→ WORK INSTRUCTION:
Tally the lines below that contain "name" and reply with only the tally.

→ Dataset records:
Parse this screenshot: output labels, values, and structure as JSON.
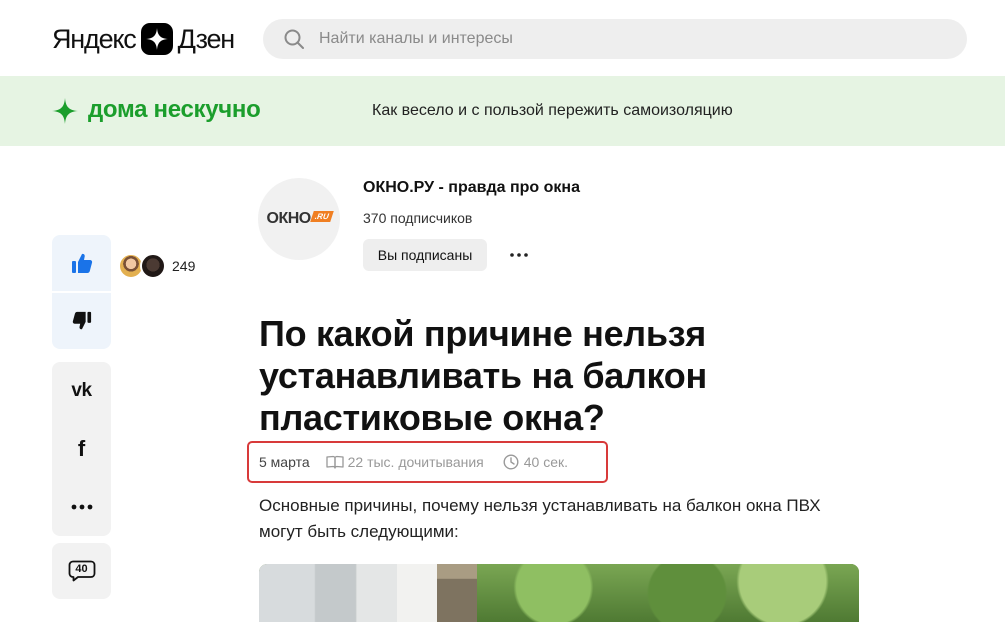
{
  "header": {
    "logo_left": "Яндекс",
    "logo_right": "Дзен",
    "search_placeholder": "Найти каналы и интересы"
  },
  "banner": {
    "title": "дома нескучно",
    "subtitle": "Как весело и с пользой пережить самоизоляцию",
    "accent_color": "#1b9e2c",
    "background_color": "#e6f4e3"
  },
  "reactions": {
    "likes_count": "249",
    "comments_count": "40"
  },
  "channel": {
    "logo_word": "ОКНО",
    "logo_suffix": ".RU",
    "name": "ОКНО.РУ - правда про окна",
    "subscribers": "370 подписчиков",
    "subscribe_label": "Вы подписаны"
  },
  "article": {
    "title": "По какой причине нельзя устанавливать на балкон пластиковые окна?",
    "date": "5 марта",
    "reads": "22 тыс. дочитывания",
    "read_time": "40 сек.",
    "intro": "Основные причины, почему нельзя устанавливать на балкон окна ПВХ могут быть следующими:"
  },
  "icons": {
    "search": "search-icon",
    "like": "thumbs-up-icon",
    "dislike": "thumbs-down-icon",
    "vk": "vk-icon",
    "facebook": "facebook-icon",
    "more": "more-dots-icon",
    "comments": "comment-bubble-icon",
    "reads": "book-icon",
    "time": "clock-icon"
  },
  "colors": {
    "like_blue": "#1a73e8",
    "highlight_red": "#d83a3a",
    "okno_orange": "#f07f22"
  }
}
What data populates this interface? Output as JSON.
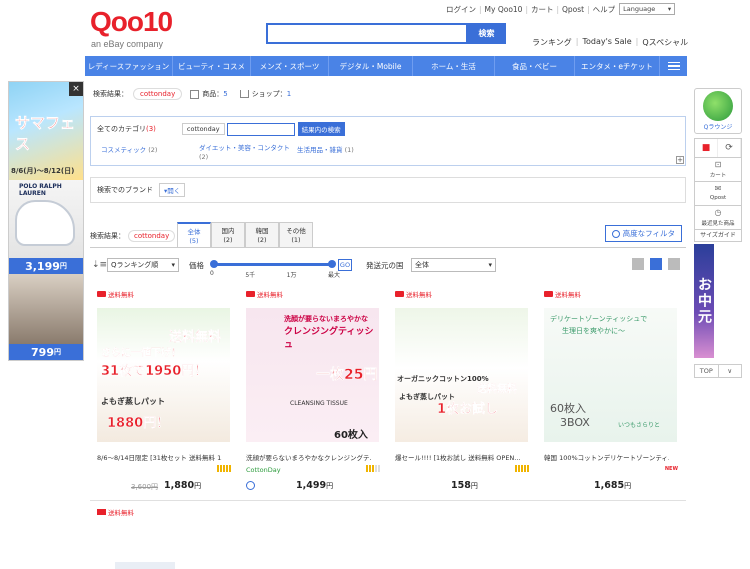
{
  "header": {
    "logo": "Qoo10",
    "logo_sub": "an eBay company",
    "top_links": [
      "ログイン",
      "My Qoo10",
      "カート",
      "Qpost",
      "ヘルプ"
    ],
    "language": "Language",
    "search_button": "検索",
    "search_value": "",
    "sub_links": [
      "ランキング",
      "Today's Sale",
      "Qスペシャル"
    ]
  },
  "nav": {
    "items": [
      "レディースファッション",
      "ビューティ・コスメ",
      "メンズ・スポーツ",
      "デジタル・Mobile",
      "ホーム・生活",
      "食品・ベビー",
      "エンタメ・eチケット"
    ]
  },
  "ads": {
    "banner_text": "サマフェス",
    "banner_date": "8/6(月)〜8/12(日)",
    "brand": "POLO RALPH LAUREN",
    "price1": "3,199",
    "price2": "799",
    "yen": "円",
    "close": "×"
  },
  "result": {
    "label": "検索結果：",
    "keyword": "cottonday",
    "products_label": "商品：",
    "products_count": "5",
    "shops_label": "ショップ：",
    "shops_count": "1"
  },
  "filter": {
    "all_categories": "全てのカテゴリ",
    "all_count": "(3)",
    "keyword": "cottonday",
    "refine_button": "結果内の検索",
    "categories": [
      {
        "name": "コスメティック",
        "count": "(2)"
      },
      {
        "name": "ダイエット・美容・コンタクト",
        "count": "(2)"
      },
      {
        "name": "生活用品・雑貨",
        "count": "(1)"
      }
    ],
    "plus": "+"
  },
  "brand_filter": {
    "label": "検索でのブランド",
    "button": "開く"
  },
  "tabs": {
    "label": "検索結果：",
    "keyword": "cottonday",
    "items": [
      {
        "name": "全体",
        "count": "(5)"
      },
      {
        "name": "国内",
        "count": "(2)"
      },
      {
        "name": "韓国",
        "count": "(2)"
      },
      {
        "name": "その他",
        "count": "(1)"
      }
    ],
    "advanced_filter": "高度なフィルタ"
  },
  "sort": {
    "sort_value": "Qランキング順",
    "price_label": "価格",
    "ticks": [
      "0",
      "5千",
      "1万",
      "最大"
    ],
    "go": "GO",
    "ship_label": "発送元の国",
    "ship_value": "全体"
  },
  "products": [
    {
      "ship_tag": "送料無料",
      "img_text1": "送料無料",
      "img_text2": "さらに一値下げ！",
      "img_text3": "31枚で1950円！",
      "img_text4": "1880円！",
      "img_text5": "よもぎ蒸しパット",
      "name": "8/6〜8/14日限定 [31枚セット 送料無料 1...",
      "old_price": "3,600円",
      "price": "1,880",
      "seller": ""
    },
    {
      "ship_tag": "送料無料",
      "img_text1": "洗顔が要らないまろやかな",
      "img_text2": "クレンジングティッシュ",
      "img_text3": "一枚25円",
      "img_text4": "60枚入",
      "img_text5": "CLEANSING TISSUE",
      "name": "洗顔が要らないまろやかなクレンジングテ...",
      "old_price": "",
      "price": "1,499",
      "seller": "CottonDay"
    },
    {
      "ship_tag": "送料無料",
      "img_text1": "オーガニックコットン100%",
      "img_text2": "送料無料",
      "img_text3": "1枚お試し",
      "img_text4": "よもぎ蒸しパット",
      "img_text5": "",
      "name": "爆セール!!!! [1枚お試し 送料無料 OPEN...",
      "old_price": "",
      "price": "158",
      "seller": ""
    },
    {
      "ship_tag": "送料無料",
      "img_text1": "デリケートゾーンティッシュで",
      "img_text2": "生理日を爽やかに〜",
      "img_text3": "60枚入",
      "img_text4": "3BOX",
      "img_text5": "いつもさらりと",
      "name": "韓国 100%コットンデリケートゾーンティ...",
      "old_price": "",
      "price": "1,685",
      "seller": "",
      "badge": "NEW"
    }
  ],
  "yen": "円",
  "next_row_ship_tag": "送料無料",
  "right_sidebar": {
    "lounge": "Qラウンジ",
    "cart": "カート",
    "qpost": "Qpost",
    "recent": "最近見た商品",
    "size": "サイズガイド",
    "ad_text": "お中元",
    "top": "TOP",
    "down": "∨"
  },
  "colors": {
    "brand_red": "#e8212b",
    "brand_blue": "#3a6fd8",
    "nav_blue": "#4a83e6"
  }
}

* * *

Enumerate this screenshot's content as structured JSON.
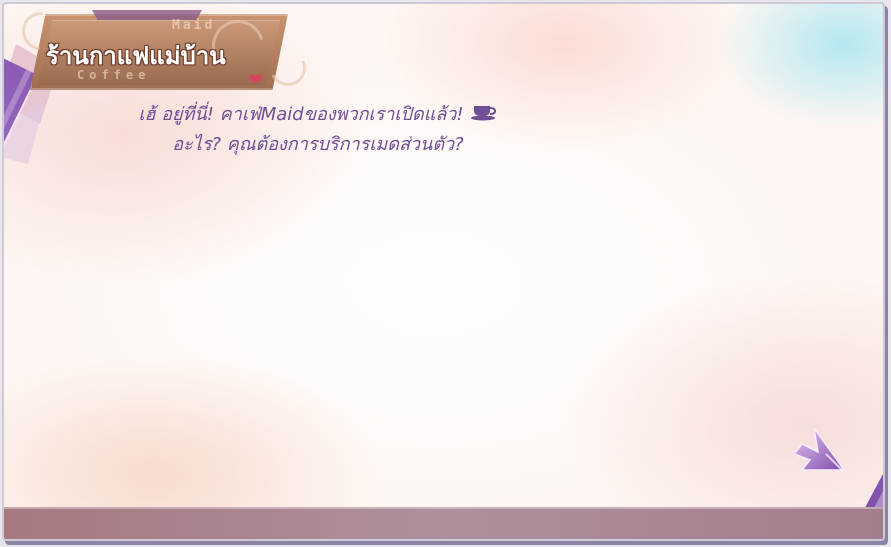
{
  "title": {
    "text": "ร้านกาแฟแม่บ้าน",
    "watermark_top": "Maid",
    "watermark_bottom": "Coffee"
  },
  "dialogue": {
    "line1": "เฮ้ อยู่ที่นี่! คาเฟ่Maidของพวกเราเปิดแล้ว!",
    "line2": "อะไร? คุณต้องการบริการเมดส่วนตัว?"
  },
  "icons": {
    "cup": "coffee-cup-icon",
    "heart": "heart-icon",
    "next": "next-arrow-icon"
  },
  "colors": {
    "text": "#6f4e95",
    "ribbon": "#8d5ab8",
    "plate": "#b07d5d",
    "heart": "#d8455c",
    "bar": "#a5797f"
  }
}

→ FINISHED EXERCISE:
12